**Work order**
Write out the material below exactly, with no line missing.

**Material for this exercise**
━━━━━━━━━━━━━━━━━━━━━━━━━━━━━━
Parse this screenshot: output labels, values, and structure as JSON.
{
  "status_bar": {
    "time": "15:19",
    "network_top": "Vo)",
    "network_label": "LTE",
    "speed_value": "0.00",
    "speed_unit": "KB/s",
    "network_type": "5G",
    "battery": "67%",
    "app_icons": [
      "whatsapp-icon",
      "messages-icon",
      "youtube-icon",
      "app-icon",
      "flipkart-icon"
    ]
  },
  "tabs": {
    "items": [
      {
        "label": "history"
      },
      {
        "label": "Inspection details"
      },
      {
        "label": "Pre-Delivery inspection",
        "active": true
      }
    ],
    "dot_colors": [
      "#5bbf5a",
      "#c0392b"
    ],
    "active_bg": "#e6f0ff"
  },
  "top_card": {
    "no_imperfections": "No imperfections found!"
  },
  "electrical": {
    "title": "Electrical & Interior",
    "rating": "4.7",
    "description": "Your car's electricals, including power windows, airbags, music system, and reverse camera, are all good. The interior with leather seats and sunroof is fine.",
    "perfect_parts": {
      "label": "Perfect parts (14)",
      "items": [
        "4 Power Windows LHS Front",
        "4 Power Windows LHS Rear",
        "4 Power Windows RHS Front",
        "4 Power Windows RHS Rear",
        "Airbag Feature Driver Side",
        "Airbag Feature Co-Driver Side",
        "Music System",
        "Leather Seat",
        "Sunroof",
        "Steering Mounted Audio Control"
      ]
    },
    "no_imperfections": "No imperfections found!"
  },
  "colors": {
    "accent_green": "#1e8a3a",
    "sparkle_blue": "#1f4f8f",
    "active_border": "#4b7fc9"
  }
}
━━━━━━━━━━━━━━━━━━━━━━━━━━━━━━
**Exercise solution**
Parse this screenshot: output labels, values, and structure as JSON.
{
  "status_bar": {
    "time": "15:19",
    "network_top": "Vo)",
    "network_label": "LTE",
    "speed_value": "0.00",
    "speed_unit": "KB/s",
    "network_type": "5G",
    "battery": "67%",
    "app_icons": [
      "whatsapp-icon",
      "messages-icon",
      "youtube-icon",
      "app-icon",
      "flipkart-icon"
    ]
  },
  "tabs": {
    "items": [
      {
        "label": "history"
      },
      {
        "label": "Inspection details"
      },
      {
        "label": "Pre-Delivery inspection",
        "active": true
      }
    ],
    "dot_colors": [
      "#5bbf5a",
      "#c0392b"
    ],
    "active_bg": "#e6f0ff"
  },
  "top_card": {
    "no_imperfections": "No imperfections found!"
  },
  "electrical": {
    "title": "Electrical & Interior",
    "rating": "4.7",
    "description": "Your car's electricals, including power windows, airbags, music system, and reverse camera, are all good. The interior with leather seats and sunroof is fine.",
    "perfect_parts": {
      "label": "Perfect parts (14)",
      "items": [
        "4 Power Windows LHS Front",
        "4 Power Windows LHS Rear",
        "4 Power Windows RHS Front",
        "4 Power Windows RHS Rear",
        "Airbag Feature Driver Side",
        "Airbag Feature Co-Driver Side",
        "Music System",
        "Leather Seat",
        "Sunroof",
        "Steering Mounted Audio Control"
      ]
    },
    "no_imperfections": "No imperfections found!"
  },
  "colors": {
    "accent_green": "#1e8a3a",
    "sparkle_blue": "#1f4f8f",
    "active_border": "#4b7fc9"
  }
}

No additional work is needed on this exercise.